_TO DO:_ Read the data below. Every line holding the string "christmas" must be copied.

_INPUT FOR THIS TASK:_
------------------------------------------------------------

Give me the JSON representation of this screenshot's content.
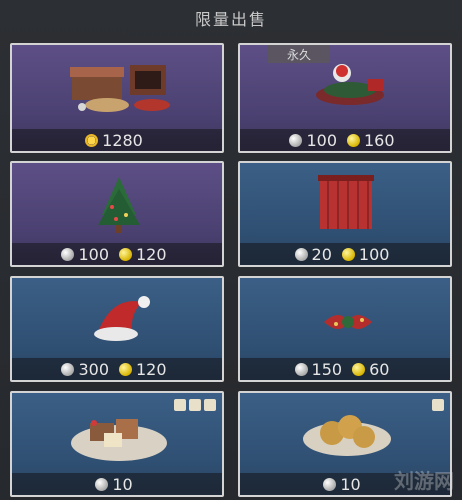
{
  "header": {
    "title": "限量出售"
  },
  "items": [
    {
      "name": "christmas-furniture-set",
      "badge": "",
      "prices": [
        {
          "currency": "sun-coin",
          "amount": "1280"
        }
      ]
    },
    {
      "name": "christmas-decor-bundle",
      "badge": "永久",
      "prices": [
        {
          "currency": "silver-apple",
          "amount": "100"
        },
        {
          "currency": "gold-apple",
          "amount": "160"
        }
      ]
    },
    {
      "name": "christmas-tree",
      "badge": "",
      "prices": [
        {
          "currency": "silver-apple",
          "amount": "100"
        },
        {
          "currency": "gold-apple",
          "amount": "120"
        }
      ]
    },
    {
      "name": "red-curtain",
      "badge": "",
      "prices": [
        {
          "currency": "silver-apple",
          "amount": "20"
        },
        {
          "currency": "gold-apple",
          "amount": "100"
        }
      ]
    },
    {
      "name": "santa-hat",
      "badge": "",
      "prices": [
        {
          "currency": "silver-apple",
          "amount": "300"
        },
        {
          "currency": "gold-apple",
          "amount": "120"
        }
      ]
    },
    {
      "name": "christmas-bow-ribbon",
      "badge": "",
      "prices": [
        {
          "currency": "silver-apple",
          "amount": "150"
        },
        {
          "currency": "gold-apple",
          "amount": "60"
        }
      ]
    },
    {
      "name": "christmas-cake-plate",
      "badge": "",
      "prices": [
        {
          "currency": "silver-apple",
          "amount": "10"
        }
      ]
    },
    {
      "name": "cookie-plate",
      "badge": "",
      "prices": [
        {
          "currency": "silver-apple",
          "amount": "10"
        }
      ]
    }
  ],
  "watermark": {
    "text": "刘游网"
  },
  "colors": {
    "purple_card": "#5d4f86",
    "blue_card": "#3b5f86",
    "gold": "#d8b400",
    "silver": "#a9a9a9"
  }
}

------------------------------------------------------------

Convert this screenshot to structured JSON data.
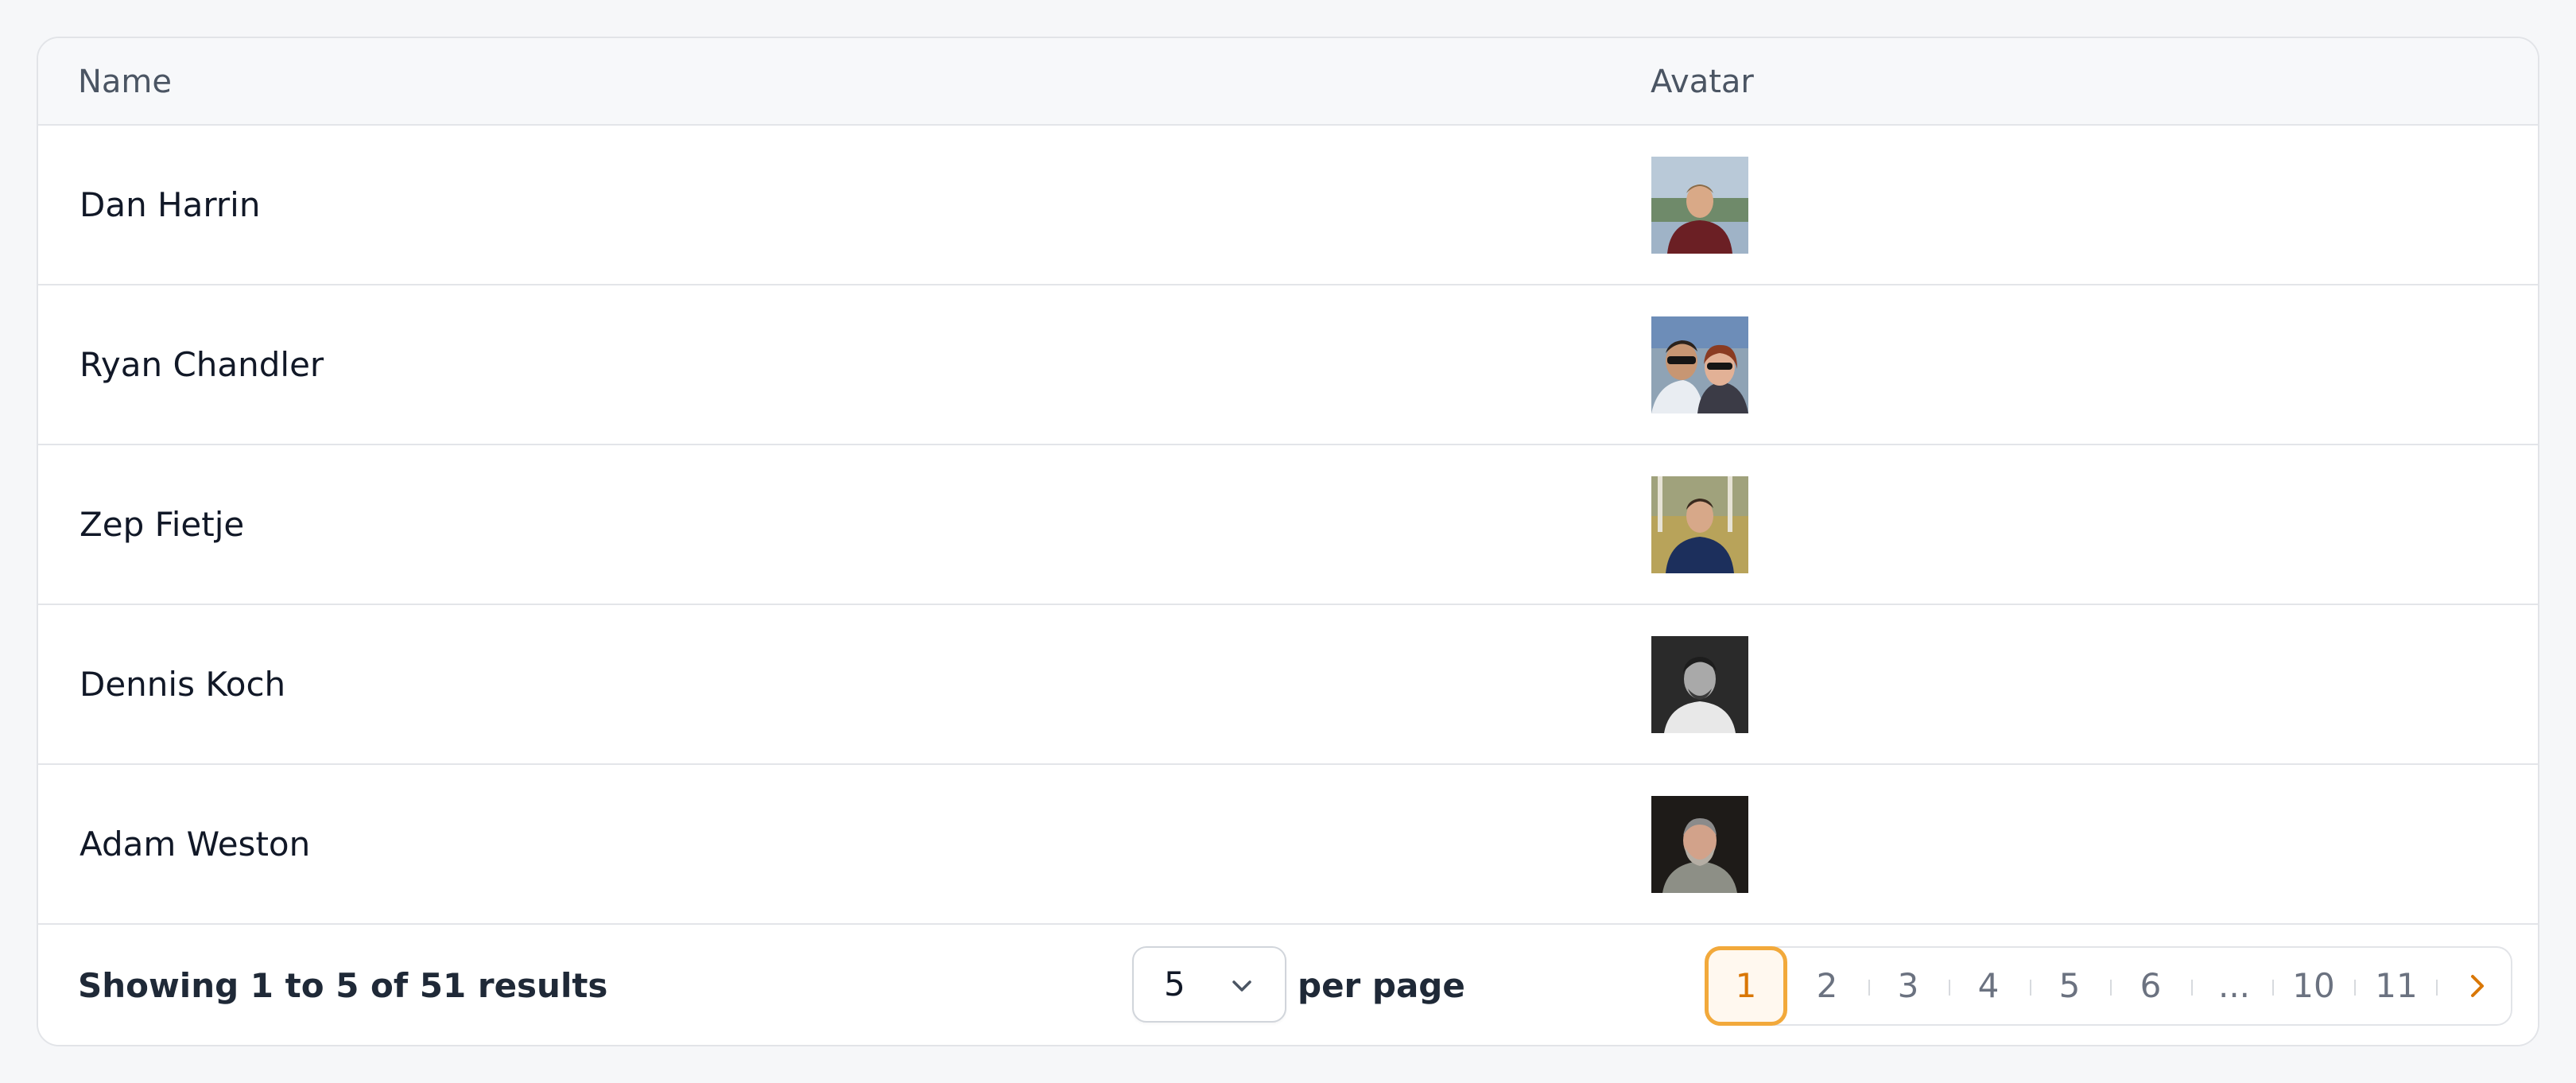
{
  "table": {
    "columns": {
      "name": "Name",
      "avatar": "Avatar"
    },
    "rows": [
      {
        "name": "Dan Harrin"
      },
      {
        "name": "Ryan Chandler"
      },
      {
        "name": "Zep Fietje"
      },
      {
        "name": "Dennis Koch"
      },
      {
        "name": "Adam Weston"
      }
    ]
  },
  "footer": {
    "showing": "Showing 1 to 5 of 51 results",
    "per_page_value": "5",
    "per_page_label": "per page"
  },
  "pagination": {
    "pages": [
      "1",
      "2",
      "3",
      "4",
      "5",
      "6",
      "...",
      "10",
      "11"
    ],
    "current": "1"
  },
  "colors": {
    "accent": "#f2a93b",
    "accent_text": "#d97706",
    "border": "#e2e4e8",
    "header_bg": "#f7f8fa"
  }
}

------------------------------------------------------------

_TASK ANSWER:_
      "name": "christmas-furniture-set",
      "name": "christmas-decor-bundle",
      "name": "christmas-tree",
      "name": "christmas-bow-ribbon",
      "name": "christmas-cake-plate",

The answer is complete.